I would like to believe (in my own little simple mind) that I was given the opportunity to coach and teach young student-athletes in Uganda how to play American flag football... but in reality (what really went down during those 12 days) I was being taught what it truly meant to be a coach modeled by the character components of humility, respect and faith led by pre-teen kids from Uganda, East Africa.

True coaches are a special breed and are becoming more and more difficult to find. Don’t get me wrong there are tons of trainers out there… but a trainer in my opinion isn’t a coach. Anyone can lay cones on the ground and tell an athlete to run around in circles… but what, beyond that, is being offered?

When I think of a coach I think of my former head coach Lou Holtz; someone who instructs and teaches beyond the specificity of a particular sport and seeks to make significant impact in the lives of those he touches.

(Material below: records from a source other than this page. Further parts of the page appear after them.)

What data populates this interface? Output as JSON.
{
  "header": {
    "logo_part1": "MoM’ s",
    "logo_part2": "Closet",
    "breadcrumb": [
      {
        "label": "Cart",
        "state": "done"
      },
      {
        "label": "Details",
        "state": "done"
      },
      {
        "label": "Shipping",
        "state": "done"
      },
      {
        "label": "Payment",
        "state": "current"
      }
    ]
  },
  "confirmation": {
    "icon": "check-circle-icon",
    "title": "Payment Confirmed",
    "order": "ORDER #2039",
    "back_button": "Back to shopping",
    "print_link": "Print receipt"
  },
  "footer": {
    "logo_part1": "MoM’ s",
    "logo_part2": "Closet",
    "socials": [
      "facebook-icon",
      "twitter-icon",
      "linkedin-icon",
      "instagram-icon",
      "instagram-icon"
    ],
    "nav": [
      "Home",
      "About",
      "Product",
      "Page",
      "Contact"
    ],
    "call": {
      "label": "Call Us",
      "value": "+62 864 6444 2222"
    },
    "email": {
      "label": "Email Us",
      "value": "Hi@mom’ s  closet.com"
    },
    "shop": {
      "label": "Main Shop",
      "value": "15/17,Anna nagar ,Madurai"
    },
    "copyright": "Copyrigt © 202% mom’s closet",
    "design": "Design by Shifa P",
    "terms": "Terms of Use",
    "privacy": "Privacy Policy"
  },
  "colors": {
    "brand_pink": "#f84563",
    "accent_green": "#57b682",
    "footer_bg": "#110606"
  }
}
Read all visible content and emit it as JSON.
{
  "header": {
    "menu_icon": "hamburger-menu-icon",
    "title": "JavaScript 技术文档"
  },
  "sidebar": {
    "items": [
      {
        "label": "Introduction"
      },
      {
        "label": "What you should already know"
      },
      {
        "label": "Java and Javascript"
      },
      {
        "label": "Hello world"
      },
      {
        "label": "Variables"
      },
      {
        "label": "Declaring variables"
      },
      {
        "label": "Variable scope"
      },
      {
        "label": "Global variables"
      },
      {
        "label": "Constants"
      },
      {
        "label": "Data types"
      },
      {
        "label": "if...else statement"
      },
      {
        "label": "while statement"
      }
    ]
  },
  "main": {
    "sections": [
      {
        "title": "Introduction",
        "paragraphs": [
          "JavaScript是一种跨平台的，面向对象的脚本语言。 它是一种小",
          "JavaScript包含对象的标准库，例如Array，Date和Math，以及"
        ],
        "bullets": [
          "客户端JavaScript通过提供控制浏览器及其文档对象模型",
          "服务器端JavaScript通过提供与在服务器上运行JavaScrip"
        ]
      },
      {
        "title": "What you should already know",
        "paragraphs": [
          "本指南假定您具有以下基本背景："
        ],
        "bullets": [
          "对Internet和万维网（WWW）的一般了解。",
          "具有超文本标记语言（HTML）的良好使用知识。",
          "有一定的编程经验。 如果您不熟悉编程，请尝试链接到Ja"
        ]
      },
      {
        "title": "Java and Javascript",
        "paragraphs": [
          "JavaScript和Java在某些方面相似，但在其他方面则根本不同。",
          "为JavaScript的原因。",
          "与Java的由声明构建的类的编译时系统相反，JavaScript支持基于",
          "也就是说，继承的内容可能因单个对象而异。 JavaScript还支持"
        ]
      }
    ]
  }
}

I’ve always said that if someone were to get 20 former players who played under Coach Holtz in a room and ask the same series of questions to that selected 20, they would get eerily similar answers to those questions. Not to say we were brainwashed or would give canned answers to said questions, but rather we would answer the questions in a manner that is consistent with our beliefs systems and probably, without fail, quote something from coach to underscore our stance.
Tony Dungy: one of the greatest Character Coaches
 in NFL History  Photo: AP-NFL

THAT has NOTHING to do with coaching football and EVERYTHING to do with making a significant impact on the lives of young men. Don’t get me wrong it was awesome winning most every game we played, but I’m sure my teammates would agree that our camaraderie and family culture also contributed to our success both on and off the field.

In recent times I’ve come to realize that the “mission” of a coach has been blurred by the current sport culture. Winning has become paramount. Even beyond anything else. So much so that coaches would rather cut corners and undermine the very sports they represent in order to secure said victories. Good grief… is that what we’ve become? Is there truly no “safe place” for us to go? Is this all there is… winner and loser?

Or nah…

Wait, wait… I don’t wanna get myself all riled up – I know winning is a major part of competing and if you don’t want to win perhaps you should look for something else to do. However, winning, in my humble opinion is nothing more than a by-product of so many other things that should be taught beyond the game… emphasis on the word “should.” What about character, focus, teamwork, patience, respect, honor and love? 

Hey, look, I’m not going to tell you that we hold hands and sing gospel hymnals at our practices, but there is a fundamental respect between coach and player.  As coaches we may dislike the action on a given play, but that has nothing to do with the athlete as a person… as a human being. No matter how sideways we may get at a given time we have to understand our place in the lives of the young men we mentor.  Some athletes have nothing else… no family life to speak of… no father figure… no discipline or focus… and God forbid having any meaningful expectations with what to do with their young lives… Tony Dungy laments is his New York Times Best Selling book Uncommon: "True respect starts with the way you treat others, and it is earned over a lifetime of acting with kindness, honor, and dignity." 

… enter Coach_______. 

Coach______ has been coaching for 12 years, played at Big State College and in the NFL.  He has a five year plan for what the program needs to raise money, assert itself in the community and get better on the field. He has a plan of how the program will grow and develop and there’s even a plan for how to win the coveted championship. Wow! This coach sounds impressive, right?

Resume and five year plan aside I would ask one question of this new coach who’s expected to take the program to the championship promised land: “Does Coach ______ have any idea how to make a positive impact on the lives of young people?”

In other words aside from winning… why do you coach?

Just askin….

Sport is Life